New publication on Science "Accounting for finance is key for climate mitigation pathways".
May 20, 2021: A new study published in the journal Science, highlights the opportunity to complement current climate mitigation scenarios with scenarios that capture the interdependence among investors’ perception of future climate risk, the credibility of climate policies, and the allocation of investments across low and high carbon assets in the economy.
Battiston, S., Monasterolo, I., Riahi, K., van Ruijven, B. (2021). Accounting for finance is key for climate mitigation pathways. Science DOI: 10.1126/science.abf3877Science DOI: 10.1126/science.abf3877
Management Science Publication: Default Ambiguity: Credit Default Swaps Create New Systemic Risks in Financial Networks
July 6, 2019: In a network of simple financial contracts, the problem of “who pays what to whom” is not trivial but solvable, following well-established approaches. However, as we reveal in this new paper, just published in Management Science, the introduction of derivative contracts in the network may make it impossible to determine even which institutions should be considered in default during a crisis. How can we manage this new source of systemic risk? Read more.
Nature Climate Change Publication: A climate stress-test of the financial system
March 27, 2017: Climate change brings new risks for financial investments, in particular for pension funds. An international team coordinated by the Dept. of Banking and Finance of the Univ. of Zurich develops a “climate stress-test” for financial institutions. Results suggest that while better disclosure of climate-relevant financial information can improve risk estimation, the early introduction of stable climate policies is needed to mitigate risk. Read more.
PNAS Publication: The Price of Complexity in Financial Networks
August 23, 2016. Abstract: Financial institutions form multilayer networks by engaging in contracts with each other and by holding exposures to common assets. As a result, the default probability of one institution depends on the default probability of all of the other institutions in the network. Here, we show how small errors on the knowledge of the network of contracts can lead to large errors in the probability of systemic defaults. From the point of view of financial regulators, our findings show that the complexity of financial networks may decrease the ability to mitigate systemic risk, and thus it may increase the social cost of financial crises. Read more

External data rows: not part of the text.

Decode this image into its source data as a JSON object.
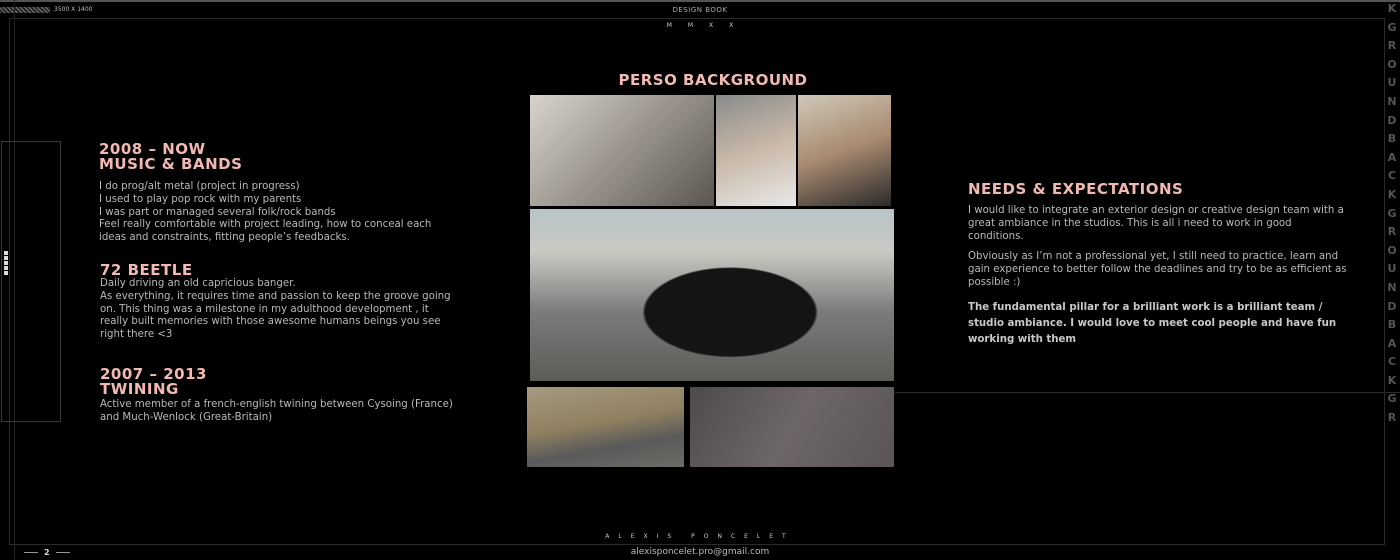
{
  "header": {
    "resolution": "3500 X 1400",
    "title": "DESIGN BOOK",
    "year": "MMXX"
  },
  "left": {
    "sections": [
      {
        "title_line1": "2008 – NOW",
        "title_line2": "MUSIC & BANDS",
        "lines": [
          "I do prog/alt metal (project in progress)",
          "I used to play pop rock with my parents",
          "I was part or managed several folk/rock bands",
          "Feel really comfortable with project leading, how to conceal each ideas and constraints, fitting people’s feedbacks."
        ]
      },
      {
        "title_line1": "72 BEETLE",
        "lines": [
          "Daily driving an old capricious banger.",
          "As everything, it requires time and passion to keep the groove going on. This thing was a milestone in my adulthood development , it really built memories with those awesome humans beings you see right there <3"
        ]
      },
      {
        "title_line1": "2007 – 2013",
        "title_line2": "TWINING",
        "lines": [
          "Active member of a french-english twining between Cysoing (France) and Much-Wenlock (Great-Britain)"
        ]
      }
    ]
  },
  "center": {
    "title": "PERSO BACKGROUND",
    "photos": [
      "friends-room-photo",
      "group-photo",
      "group-photo-right",
      "beetle-gas-station-photo",
      "beetle-road-photo",
      "guitar-photo"
    ]
  },
  "right": {
    "title": "NEEDS & EXPECTATIONS",
    "p1": "I would like to integrate an exterior design or creative design team with a great ambiance in the studios. This is all i need to work in good conditions.",
    "p2": "Obviously as I’m not a professional yet, I still need to practice, learn and gain experience to better follow the deadlines and try to be as efficient as possible :)",
    "p3": "The fundamental pillar for a brilliant work is a brilliant team / studio ambiance. I would love to meet cool people and have fun working with them"
  },
  "side_text": "KGROUND BACKGROUND BACKGR",
  "footer": {
    "name": "ALEXIS PONCELET",
    "email": "alexisponcelet.pro@gmail.com",
    "page": "2"
  },
  "colors": {
    "accent": "#f2b9b3",
    "background": "#000000",
    "text": "#b9b9b9"
  }
}
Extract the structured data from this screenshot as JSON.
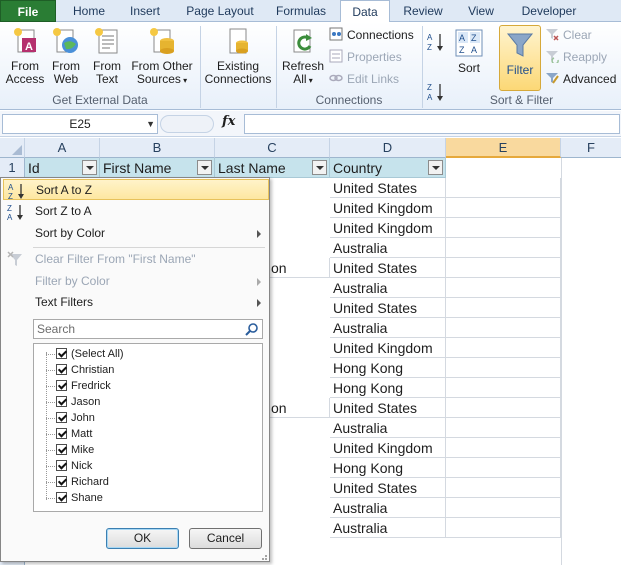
{
  "ribbon_tabs": {
    "file": "File",
    "home": "Home",
    "insert": "Insert",
    "page_layout": "Page Layout",
    "formulas": "Formulas",
    "data": "Data",
    "review": "Review",
    "view": "View",
    "developer": "Developer"
  },
  "get_external_data": {
    "group_label": "Get External Data",
    "from_access": [
      "From",
      "Access"
    ],
    "from_web": [
      "From",
      "Web"
    ],
    "from_text": [
      "From",
      "Text"
    ],
    "from_other": [
      "From Other",
      "Sources"
    ],
    "existing": [
      "Existing",
      "Connections"
    ]
  },
  "connections": {
    "group_label": "Connections",
    "refresh_all": [
      "Refresh",
      "All"
    ],
    "connections_label": "Connections",
    "properties_label": "Properties",
    "edit_links_label": "Edit Links"
  },
  "sort_filter": {
    "group_label": "Sort & Filter",
    "sort_label": "Sort",
    "filter_label": "Filter",
    "clear_label": "Clear",
    "reapply_label": "Reapply",
    "advanced_label": "Advanced"
  },
  "formula_bar": {
    "name_box": "E25",
    "fx": "fx",
    "formula": ""
  },
  "columns": [
    "A",
    "B",
    "C",
    "D",
    "E",
    "F"
  ],
  "table_headers": {
    "id": "Id",
    "first_name": "First Name",
    "last_name": "Last Name",
    "country": "Country"
  },
  "row_numbers": [
    "1"
  ],
  "country_values": [
    "United States",
    "United Kingdom",
    "United Kingdom",
    "Australia",
    "United States",
    "Australia",
    "United States",
    "Australia",
    "United Kingdom",
    "Hong Kong",
    "Hong Kong",
    "United States",
    "Australia",
    "United Kingdom",
    "Hong Kong",
    "United States",
    "Australia",
    "Australia"
  ],
  "partial_last_name": [
    "on",
    "on"
  ],
  "filter_menu": {
    "sort_az": "Sort A to Z",
    "sort_za": "Sort Z to A",
    "sort_by_color": "Sort by Color",
    "clear_filter": "Clear Filter From \"First Name\"",
    "filter_by_color": "Filter by Color",
    "text_filters": "Text Filters",
    "search_placeholder": "Search",
    "items": [
      "(Select All)",
      "Christian",
      "Fredrick",
      "Jason",
      "John",
      "Matt",
      "Mike",
      "Nick",
      "Richard",
      "Shane"
    ],
    "ok": "OK",
    "cancel": "Cancel"
  },
  "colors": {
    "accent": "#2a7d34",
    "header_fill": "#c6e3ec",
    "highlight": "#fde7a1"
  }
}
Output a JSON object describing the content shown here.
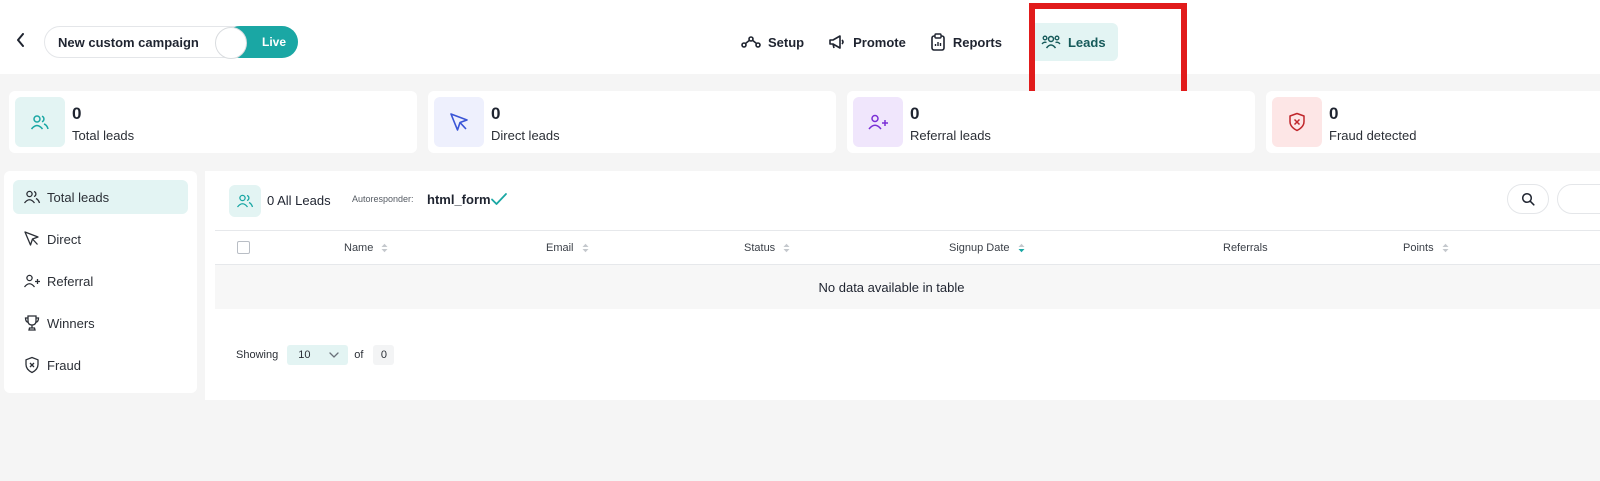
{
  "header": {
    "campaign_name": "New custom campaign",
    "live_label": "Live",
    "nav": [
      {
        "label": "Setup",
        "icon": "setup-icon"
      },
      {
        "label": "Promote",
        "icon": "megaphone-icon"
      },
      {
        "label": "Reports",
        "icon": "clipboard-icon"
      },
      {
        "label": "Leads",
        "icon": "users-icon",
        "active": true
      }
    ]
  },
  "stats": [
    {
      "value": "0",
      "label": "Total leads",
      "icon": "users-icon",
      "color": "#e3f4f3"
    },
    {
      "value": "0",
      "label": "Direct leads",
      "icon": "cursor-icon",
      "color": "#eef0fd"
    },
    {
      "value": "0",
      "label": "Referral leads",
      "icon": "user-plus-icon",
      "color": "#f0e6fc"
    },
    {
      "value": "0",
      "label": "Fraud detected",
      "icon": "shield-x-icon",
      "color": "#fde6e6"
    }
  ],
  "sidebar": {
    "items": [
      {
        "label": "Total leads",
        "icon": "users-icon",
        "active": true
      },
      {
        "label": "Direct",
        "icon": "cursor-icon"
      },
      {
        "label": "Referral",
        "icon": "user-plus-icon"
      },
      {
        "label": "Winners",
        "icon": "trophy-icon"
      },
      {
        "label": "Fraud",
        "icon": "shield-x-icon"
      }
    ]
  },
  "main": {
    "all_leads": "0 All Leads",
    "autoresponder_label": "Autoresponder:",
    "autoresponder_value": "html_form",
    "columns": [
      "Name",
      "Email",
      "Status",
      "Signup Date",
      "Referrals",
      "Points"
    ],
    "empty_message": "No data available in table",
    "pager": {
      "showing_label": "Showing",
      "page_size": "10",
      "of_label": "of",
      "total": "0"
    }
  },
  "colors": {
    "accent": "#1aa7a4",
    "highlight": "#e11b1b"
  }
}
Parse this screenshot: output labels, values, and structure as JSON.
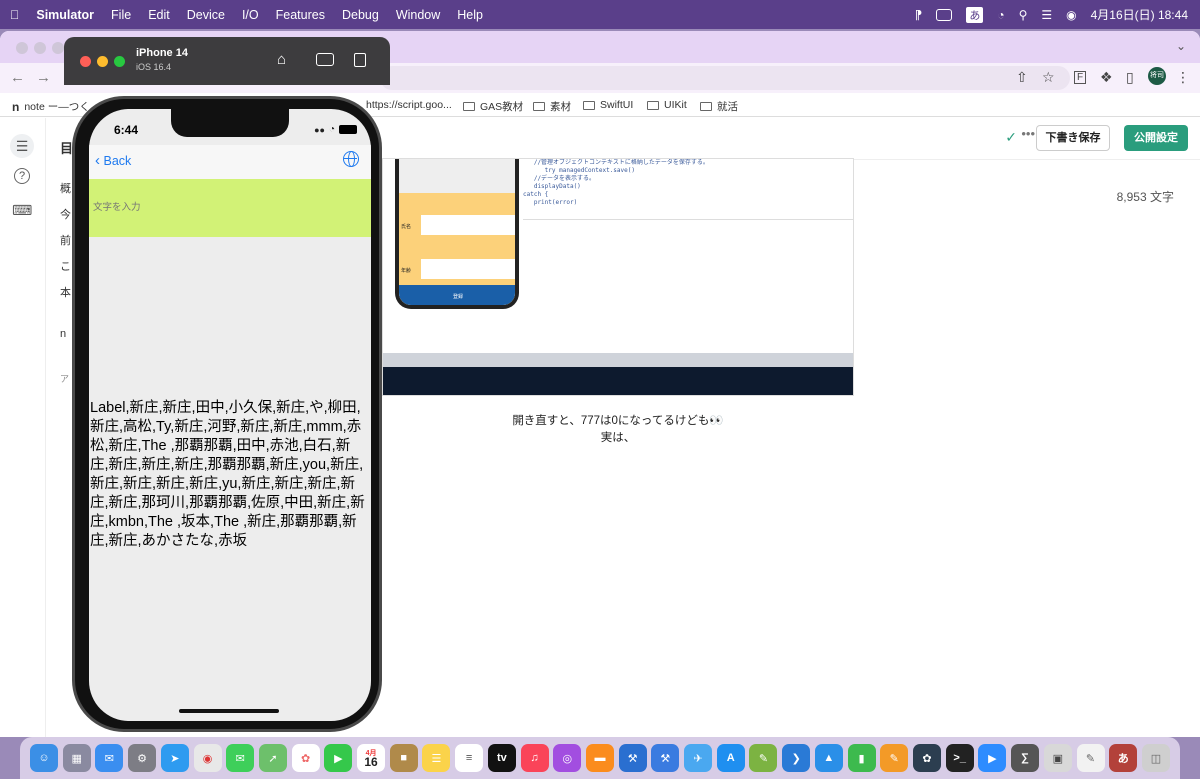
{
  "menubar": {
    "app": "Simulator",
    "items": [
      "File",
      "Edit",
      "Device",
      "I/O",
      "Features",
      "Debug",
      "Window",
      "Help"
    ],
    "ime": "あ",
    "datetime": "4月16日(日)  18:44"
  },
  "browser": {
    "bookmarks": [
      "note ー―つく",
      "https://script.goo...",
      "GAS教材",
      "素材",
      "SwiftUI",
      "UIKit",
      "就活"
    ],
    "profile_label": "将司"
  },
  "editor": {
    "draft_button": "下書き保存",
    "publish_button": "公開設定",
    "word_count": "8,953 文字",
    "left_title": "目",
    "left_fragments": [
      "概",
      "今",
      "前",
      "こ",
      "本",
      "n",
      "ア"
    ],
    "caption_line1": "開き直すと、777は0になってるけども👀",
    "caption_line2": "実は、",
    "code_lines": "   //管理オブジェクトコンテキストに格納したデータを保存する。\n      try managedContext.save()\n   //データを表示する。\n   displayData()\ncatch {\n   print(error)",
    "inner_label_name": "氏名",
    "inner_label_age": "年齢",
    "inner_button": "登録"
  },
  "simulator": {
    "device_name": "iPhone 14",
    "os_version": "iOS 16.4"
  },
  "phone": {
    "time": "6:44",
    "back_label": "Back",
    "input_placeholder": "文字を入力",
    "label_text": "Label,新庄,新庄,田中,小久保,新庄,や,柳田,新庄,高松,Ty,新庄,河野,新庄,新庄,mmm,赤松,新庄,The ,那覇那覇,田中,赤池,白石,新庄,新庄,新庄,新庄,那覇那覇,新庄,you,新庄,新庄,新庄,新庄,新庄,yu,新庄,新庄,新庄,新庄,新庄,那珂川,那覇那覇,佐原,中田,新庄,新庄,kmbn,The ,坂本,The ,新庄,那覇那覇,新庄,新庄,あかさたな,赤坂"
  },
  "dock": {
    "calendar_month": "4月",
    "calendar_day": "16",
    "apps": [
      "finder",
      "launchpad",
      "mail",
      "settings",
      "safari",
      "chrome",
      "messages",
      "maps",
      "photos",
      "facetime",
      "calendar",
      "notes-brown",
      "notes",
      "reminders",
      "appletv",
      "music",
      "podcasts",
      "books",
      "xcode",
      "simulator",
      "testflight",
      "appstore",
      "books-green",
      "vscode",
      "keynote",
      "numbers",
      "pages",
      "gpt",
      "terminal",
      "zoom",
      "calculator",
      "preview",
      "textedit",
      "dictionary",
      "trash"
    ]
  }
}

July 2016. We are pleased to announce the official launch of the FINEXUS Center for Financial Networks and Sustainability. Read more